The more people who are vaccinated, the better. However, there are a few small groups of people who should not get the vaccine. Other high-risk patients should consult with their doctor or healthcare provider before getting vaccinated. If you fall into any of the below categories, you should consult with your doctor before getting vaccinated.

  • Anyone with a previous severe or immediate allergic reaction to a COVID-19 mRNA vaccine dose, a vaccine component, or polysorbate
  • People currently isolating or experiencing symptoms that could be coronavirus
  • Individuals with a history of severe or immediate allergic reaction to any vaccine or injectable medication
  • Pregnant women
  • People with certain immune-compromising conditions
  • Breastfeeding women
  • People on anticoagulants

Those under 16 years of age have not yet been studied for safe use of the vaccine and should not be vaccinated.

Q. Where can I get vaccinated?

Each state has its own plan for distributing vaccines to the public. These plans are based on guidance from the Centers for Disease Control and Prevention (CDC). However, each state’s plan is slightly different. It is best to check your state health department website as most of the states have put their plans there. Some states also have opportunities to sign up for text or email alerts about vaccine distribution information.

Q. Once I have been vaccinated, do I still have to follow lockdown restrictions and social distancing?

The information on the Babylon website recommends continuing to wear masks, etc. for fully vaccinated people which differs from the guidelines outlined on the CDC website.

This is the info from the CDC:

People are considered fully vaccinated:

  • 2 weeks after their second dose in a 2-dose series, such as the Pfizer or Moderna vaccines or
  • 2 weeks after a single dose vaccine, such as Johnson & Johnson’s Janssen vaccine

The CDC has made recommendations for people who are fully vaccinated.

According to the CDC, if you are fully vaccinated, you can resume activities that you did prior to the pandemic. However, there may be specific restrictions in your geographic area that you may need to follow.

Generally, fully vaccinated people can resume activities without wearing a mask or physically distancing, except where required federal, state, local, tribal, or territorial laws, rules and regulations, including local business and workplace guidance.

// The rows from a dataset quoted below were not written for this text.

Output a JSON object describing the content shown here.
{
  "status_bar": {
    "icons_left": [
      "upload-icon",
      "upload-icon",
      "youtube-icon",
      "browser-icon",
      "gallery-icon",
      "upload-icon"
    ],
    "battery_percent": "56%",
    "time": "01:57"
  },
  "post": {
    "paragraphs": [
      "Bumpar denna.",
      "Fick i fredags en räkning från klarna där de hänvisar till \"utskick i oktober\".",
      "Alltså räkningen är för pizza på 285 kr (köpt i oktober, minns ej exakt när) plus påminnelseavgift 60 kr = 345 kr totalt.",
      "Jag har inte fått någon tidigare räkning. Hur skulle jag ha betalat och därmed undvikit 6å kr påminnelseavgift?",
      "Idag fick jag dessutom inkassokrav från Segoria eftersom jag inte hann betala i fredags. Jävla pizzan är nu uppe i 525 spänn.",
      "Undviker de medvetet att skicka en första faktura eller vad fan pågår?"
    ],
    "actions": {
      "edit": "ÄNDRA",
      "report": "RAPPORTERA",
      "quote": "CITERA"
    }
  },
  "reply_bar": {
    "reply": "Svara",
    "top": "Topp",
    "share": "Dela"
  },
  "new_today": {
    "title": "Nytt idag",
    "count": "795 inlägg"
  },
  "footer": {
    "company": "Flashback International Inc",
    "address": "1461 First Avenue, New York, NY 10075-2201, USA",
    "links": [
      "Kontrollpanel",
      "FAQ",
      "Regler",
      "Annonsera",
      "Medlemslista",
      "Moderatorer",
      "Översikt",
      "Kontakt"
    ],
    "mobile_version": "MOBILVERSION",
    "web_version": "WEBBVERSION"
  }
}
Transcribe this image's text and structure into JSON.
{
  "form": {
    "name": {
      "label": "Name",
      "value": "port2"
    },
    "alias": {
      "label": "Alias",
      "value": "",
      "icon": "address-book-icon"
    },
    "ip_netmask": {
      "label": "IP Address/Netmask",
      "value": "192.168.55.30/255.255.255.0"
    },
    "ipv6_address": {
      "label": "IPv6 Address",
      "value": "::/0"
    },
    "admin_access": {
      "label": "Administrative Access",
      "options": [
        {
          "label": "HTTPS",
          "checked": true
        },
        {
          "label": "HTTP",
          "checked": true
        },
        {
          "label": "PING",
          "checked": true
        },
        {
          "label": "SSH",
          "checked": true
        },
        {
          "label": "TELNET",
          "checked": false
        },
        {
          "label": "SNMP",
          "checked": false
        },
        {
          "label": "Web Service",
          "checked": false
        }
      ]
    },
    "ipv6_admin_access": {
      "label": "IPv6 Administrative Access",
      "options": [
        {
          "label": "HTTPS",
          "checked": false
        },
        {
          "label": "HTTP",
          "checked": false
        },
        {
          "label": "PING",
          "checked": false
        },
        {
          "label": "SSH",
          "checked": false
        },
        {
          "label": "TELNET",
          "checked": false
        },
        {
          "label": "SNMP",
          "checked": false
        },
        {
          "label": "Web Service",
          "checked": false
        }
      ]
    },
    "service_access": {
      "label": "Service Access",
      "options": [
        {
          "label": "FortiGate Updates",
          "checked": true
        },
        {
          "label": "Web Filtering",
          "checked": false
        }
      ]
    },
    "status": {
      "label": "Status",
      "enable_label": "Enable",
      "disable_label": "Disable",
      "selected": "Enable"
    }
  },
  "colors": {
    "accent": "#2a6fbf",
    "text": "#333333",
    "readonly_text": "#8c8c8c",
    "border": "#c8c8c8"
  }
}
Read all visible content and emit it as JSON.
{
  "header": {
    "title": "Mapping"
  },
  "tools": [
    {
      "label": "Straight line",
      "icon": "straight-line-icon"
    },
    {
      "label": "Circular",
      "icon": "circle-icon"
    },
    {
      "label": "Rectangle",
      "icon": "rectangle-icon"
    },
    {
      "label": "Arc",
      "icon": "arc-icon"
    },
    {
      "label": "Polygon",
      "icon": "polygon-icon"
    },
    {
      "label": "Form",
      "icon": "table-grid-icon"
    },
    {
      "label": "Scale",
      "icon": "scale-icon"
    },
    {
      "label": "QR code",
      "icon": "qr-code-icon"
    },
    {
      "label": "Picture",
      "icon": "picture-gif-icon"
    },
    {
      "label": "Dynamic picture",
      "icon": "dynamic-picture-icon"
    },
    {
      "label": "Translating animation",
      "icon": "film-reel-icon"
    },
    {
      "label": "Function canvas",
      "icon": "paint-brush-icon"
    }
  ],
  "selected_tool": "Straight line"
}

If you have a condition or are taking medications that weaken your immune system, you may NOT be protected even if you are fully vaccinated. You should continue to take all precautions recommended for unvaccinated people until advised otherwise by your healthcare provider.